Whether I attribute it to something gone haywire in my orbitofrontal cortex, misaligned or misfiring opiate and dopamine receptors, or even the sexual violence incurred in my childhood, the answer always comes out the same--I am an addict. Being ensnared in an active addiction is a tortuous death spiral, a soul-sucking spiritual thirst, a cantankerous craving, an insatiable seduction, but most of, an anxiety-fueled obsession that’s all about self-negation.
I’m coming up on 18 years of being clean and sober, yet I’m ever so vigilant of how tenuous my sobriety can be. The longer I go without a drink or a drug, the more susceptible I am to getting lulled into complacency. It’s a daily reminder that while I’m going about rebuilding my life after drugs and alcohol, that snake called addiction is just off in the distance, slithering and snarling, waiting for me to take those first steps into the doorway of denial.
How can I describe what addiction is to someone who isn’t an addict? In my mind, the closest anyone has ever come to capturing the entrancing enticement of addiction is Dr. Vincent Felitti when he said: “It is hard to get enough of something that almost works.”
I used to think my struggles with addiction were all about my craving to fill an insatiable void inside me. I’m only beginning to understand how mistaken that thinking was. Addiction has more to do with what I’m trying to avoid than it does with any void inside me. In fact, I no longer subscribe to the belief that, like the hole in a doughnut, we all have an empty space inside of us that desires to be filled. It’s self-defeating going about your life thinking you’re in some way broken, or walking around with this aching cavern in your soul that screams out to be filled.
We are indeed all “whole”—The real issue lies in what, and whom, we permit to fill those crevices inside us. We’ve all been given limited space to work with, so if you want to welcome more joy, love, and forgiveness into your life, you’ll need to make space for it by purging some of the anger, hate, and self-pity from your life.

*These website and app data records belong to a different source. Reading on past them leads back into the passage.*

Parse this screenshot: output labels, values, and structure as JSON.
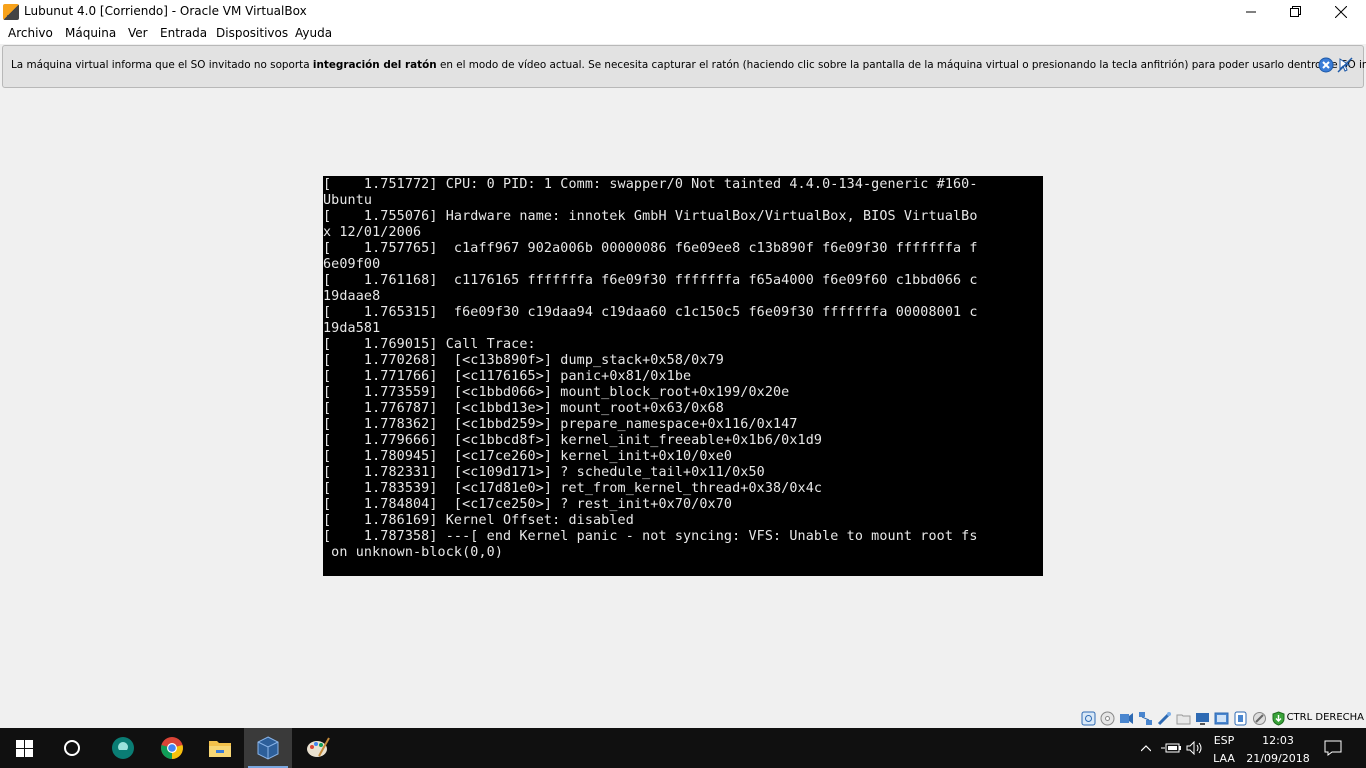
{
  "window": {
    "title": "Lubunut 4.0 [Corriendo] - Oracle VM VirtualBox"
  },
  "menu": [
    "Archivo",
    "Máquina",
    "Ver",
    "Entrada",
    "Dispositivos",
    "Ayuda"
  ],
  "notice": {
    "text_before": "La máquina virtual informa que el SO invitado no soporta ",
    "text_bold": "integración del ratón",
    "text_after": " en el modo de vídeo actual. Se necesita capturar el ratón (haciendo clic sobre la pantalla de la máquina virtual o presionando la tecla anfitrión) para poder usarlo dentro de SO invitado."
  },
  "console": {
    "lines": [
      "[    1.751772] CPU: 0 PID: 1 Comm: swapper/0 Not tainted 4.4.0-134-generic #160-",
      "Ubuntu",
      "[    1.755076] Hardware name: innotek GmbH VirtualBox/VirtualBox, BIOS VirtualBo",
      "x 12/01/2006",
      "[    1.757765]  c1aff967 902a006b 00000086 f6e09ee8 c13b890f f6e09f30 fffffffa f",
      "6e09f00",
      "[    1.761168]  c1176165 fffffffa f6e09f30 fffffffa f65a4000 f6e09f60 c1bbd066 c",
      "19daae8",
      "[    1.765315]  f6e09f30 c19daa94 c19daa60 c1c150c5 f6e09f30 fffffffa 00008001 c",
      "19da581",
      "[    1.769015] Call Trace:",
      "[    1.770268]  [<c13b890f>] dump_stack+0x58/0x79",
      "[    1.771766]  [<c1176165>] panic+0x81/0x1be",
      "[    1.773559]  [<c1bbd066>] mount_block_root+0x199/0x20e",
      "[    1.776787]  [<c1bbd13e>] mount_root+0x63/0x68",
      "[    1.778362]  [<c1bbd259>] prepare_namespace+0x116/0x147",
      "[    1.779666]  [<c1bbcd8f>] kernel_init_freeable+0x1b6/0x1d9",
      "[    1.780945]  [<c17ce260>] kernel_init+0x10/0xe0",
      "[    1.782331]  [<c109d171>] ? schedule_tail+0x11/0x50",
      "[    1.783539]  [<c17d81e0>] ret_from_kernel_thread+0x38/0x4c",
      "[    1.784804]  [<c17ce250>] ? rest_init+0x70/0x70",
      "[    1.786169] Kernel Offset: disabled",
      "[    1.787358] ---[ end Kernel panic - not syncing: VFS: Unable to mount root fs",
      " on unknown-block(0,0)"
    ]
  },
  "statusbar": {
    "host_key": "CTRL DERECHA",
    "icons": [
      "hard-disk-icon",
      "optical-drive-icon",
      "audio-icon",
      "network-icon",
      "usb-icon",
      "shared-folders-icon",
      "display-icon",
      "video-capture-icon",
      "recording-icon",
      "cpu-icon",
      "mouse-integration-icon",
      "keyboard-capture-icon"
    ]
  },
  "taskbar": {
    "apps": [
      "windows-start-icon",
      "cortana-search-icon",
      "gitkraken-icon",
      "chrome-icon",
      "file-explorer-icon",
      "virtualbox-icon",
      "paint-icon"
    ],
    "language_top": "ESP",
    "language_bottom": "LAA",
    "time": "12:03",
    "date": "21/09/2018"
  },
  "colors": {
    "console_bg": "#000000",
    "console_fg": "#e8e8e8",
    "taskbar_bg": "#101010",
    "notice_bg": "#e2e2e2"
  }
}
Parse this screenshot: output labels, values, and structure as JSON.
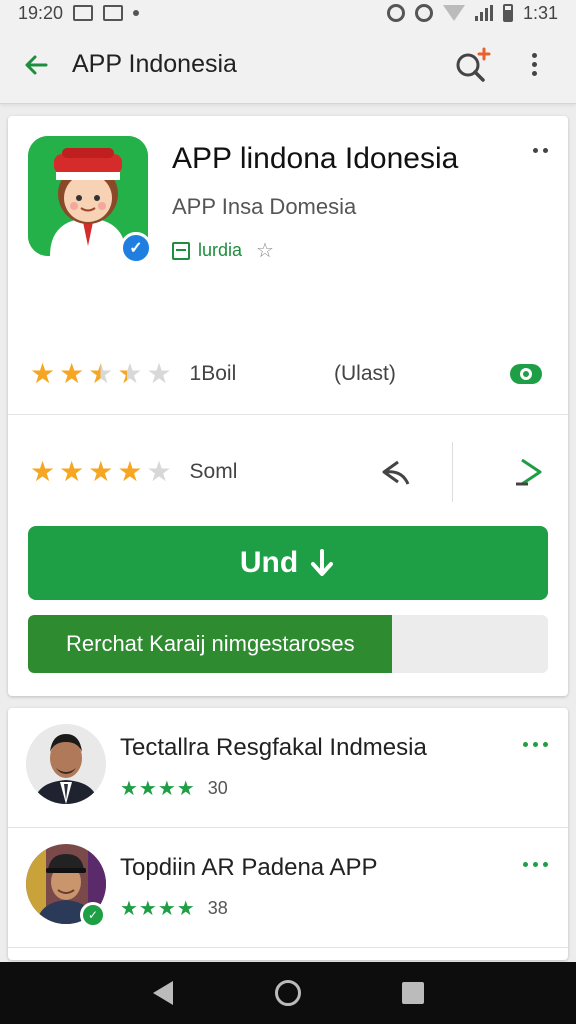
{
  "statusbar": {
    "time_left": "19:20",
    "time_right": "1:31"
  },
  "appbar": {
    "title": "APP Indonesia"
  },
  "app": {
    "title": "APP lindona Idonesia",
    "developer": "APP Insa Domesia",
    "tag": "lurdia",
    "rating1": {
      "stars": 3.5,
      "count": "1Boil",
      "meta": "(Ulast)"
    },
    "rating2": {
      "stars": 4,
      "count": "Soml"
    },
    "install_label": "Und",
    "progress": {
      "label": "Rerchat Karaij nimgestaroses",
      "fraction": 0.7
    }
  },
  "list": [
    {
      "title": "Tectallra Resgfakal Indmesia",
      "stars": "★★★★",
      "count": "30"
    },
    {
      "title": "Topdiin AR Padena APP",
      "stars": "★★★★",
      "count": "38"
    }
  ],
  "colors": {
    "accent": "#1e9e45",
    "star": "#f5a623",
    "progress": "#2e8b30"
  }
}
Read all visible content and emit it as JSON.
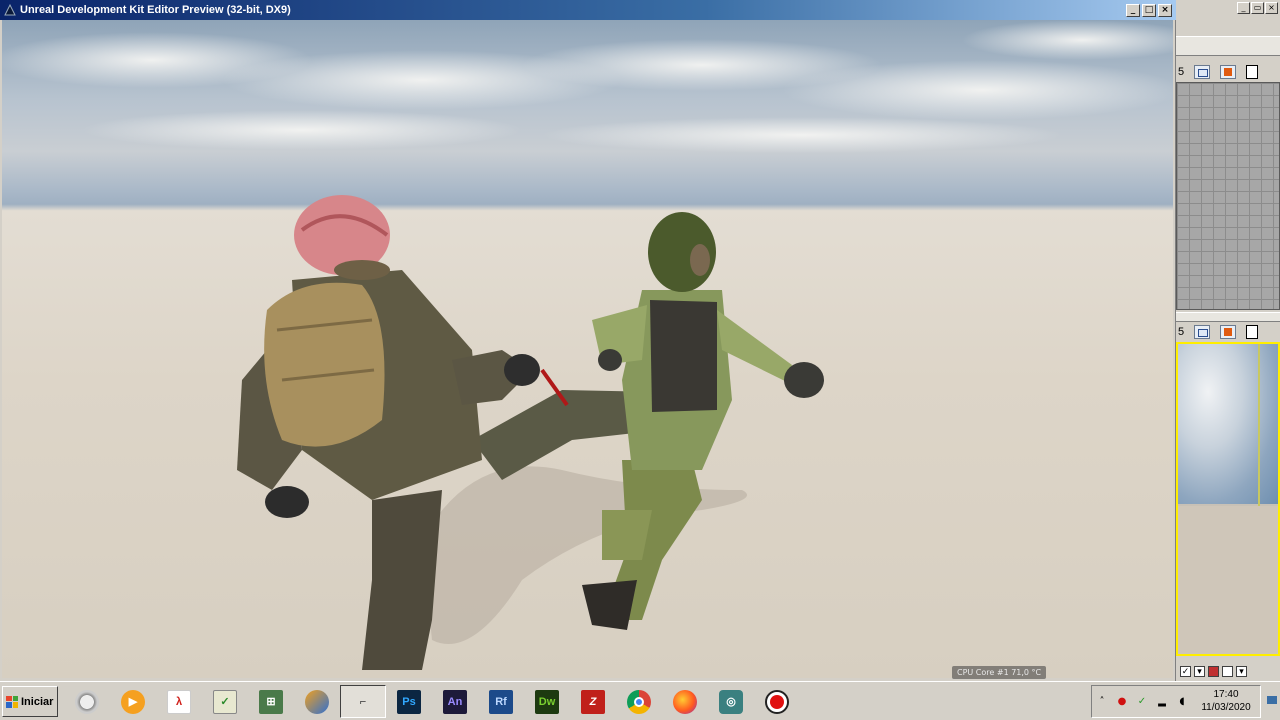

For years, I’ve wrestled with what recovery is supposed to look like. Are we ever really recovered from an addiction, or are we treading a path of recovering, of which we are given a daily, and sometimes hourly reprieve? Alcoholics Anonymous has held dominion over the recovery field and its 12-step offshoots for decades. And if you follow their direction, there is no such thing as cutting down, only cutting out. It feels almost blasphemous to second guess such a rigid direction that has managed to keep me sober this long, but I wonder if given the resources, support, and self-knowledge, if more addicts would internalize less shame, and thus have a better hope of recovery were a less stringent program in place.
This brings me back to the idea that addiction, a universal human condition, is simply a matter of not making space for other people and things in your life. Sometimes the volume is just turned up too high, and we fail to see the need to purge toxins from our soul. And these can take many forms—friends, family, substances, and behaviors. So how do we go about burrowing into our addictions and making room for goodness to enter our lives? It starts with getting honest with yourself and admitting that someone or something is standing in the way of you feeling whole. Next, you come to the realization that the addiction is merely a symptom to a much deeper problem in your soul. All the alcohol, drugs, shopping, work, and sex you use to numb your problem, in time, will no longer soothe the discomfort in you that can’t be silenced, only unearthed. At this point, you’ll need all the help you can get to fortify yourself to keep pushing through when its ever so easy to slide back into numbing and denying. Here’s when you’ll have to rely on the easiest “most difficult” thing in the world--forgiveness. You don’t have to be the person you were, but if you want any hope of wedging that addiction out of its foothold in your soul, you’ll need to find forgiveness for yourself and those who may have hurt you. And finally, once you’ve cleared that toxic space inside you and you’ve allowed joy and love to take its place, you’ll have to take responsibility to fight like hell to keep that addiction from slithering back in.
I’d like to leave you with beautiful words of Naguib Mahfouz: “The problem is not that the truth is harsh but that the liberation from the ignorance is as painful as being born. Run after truth until you’re breathless. Accept the pain involved in re-creating yourself afresh. These ideas will take a life to comprehend, a hard one interspersed with drunken moments.”